## [What you have to do]
Reproduce the listing in full. Keep every character unchanged.

## [Exercise data]

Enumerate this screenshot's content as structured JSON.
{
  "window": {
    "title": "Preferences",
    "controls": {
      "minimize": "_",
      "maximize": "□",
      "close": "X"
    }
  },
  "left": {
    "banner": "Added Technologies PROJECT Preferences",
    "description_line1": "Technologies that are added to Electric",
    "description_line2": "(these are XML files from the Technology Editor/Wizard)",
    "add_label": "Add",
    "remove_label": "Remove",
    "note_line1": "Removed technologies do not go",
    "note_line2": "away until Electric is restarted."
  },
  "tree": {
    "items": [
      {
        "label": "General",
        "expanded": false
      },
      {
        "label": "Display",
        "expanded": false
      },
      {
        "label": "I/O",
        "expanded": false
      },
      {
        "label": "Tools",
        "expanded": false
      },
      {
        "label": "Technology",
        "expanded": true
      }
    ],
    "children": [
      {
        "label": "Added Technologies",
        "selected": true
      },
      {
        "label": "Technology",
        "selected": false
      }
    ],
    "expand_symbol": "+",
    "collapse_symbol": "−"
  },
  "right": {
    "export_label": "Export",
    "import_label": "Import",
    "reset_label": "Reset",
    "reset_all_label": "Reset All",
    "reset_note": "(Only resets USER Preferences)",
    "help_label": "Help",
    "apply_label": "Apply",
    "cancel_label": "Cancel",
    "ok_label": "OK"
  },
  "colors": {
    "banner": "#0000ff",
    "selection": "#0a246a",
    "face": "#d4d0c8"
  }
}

## [Answer to this task]
Enumerate this screenshot's content as structured JSON.
{
  "window": {
    "title": "Preferences",
    "controls": {
      "minimize": "_",
      "maximize": "□",
      "close": "X"
    }
  },
  "left": {
    "banner": "Added Technologies PROJECT Preferences",
    "description_line1": "Technologies that are added to Electric",
    "description_line2": "(these are XML files from the Technology Editor/Wizard)",
    "add_label": "Add",
    "remove_label": "Remove",
    "note_line1": "Removed technologies do not go",
    "note_line2": "away until Electric is restarted."
  },
  "tree": {
    "items": [
      {
        "label": "General",
        "expanded": false
      },
      {
        "label": "Display",
        "expanded": false
      },
      {
        "label": "I/O",
        "expanded": false
      },
      {
        "label": "Tools",
        "expanded": false
      },
      {
        "label": "Technology",
        "expanded": true
      }
    ],
    "children": [
      {
        "label": "Added Technologies",
        "selected": true
      },
      {
        "label": "Technology",
        "selected": false
      }
    ],
    "expand_symbol": "+",
    "collapse_symbol": "−"
  },
  "right": {
    "export_label": "Export",
    "import_label": "Import",
    "reset_label": "Reset",
    "reset_all_label": "Reset All",
    "reset_note": "(Only resets USER Preferences)",
    "help_label": "Help",
    "apply_label": "Apply",
    "cancel_label": "Cancel",
    "ok_label": "OK"
  },
  "colors": {
    "banner": "#0000ff",
    "selection": "#0a246a",
    "face": "#d4d0c8"
  }
}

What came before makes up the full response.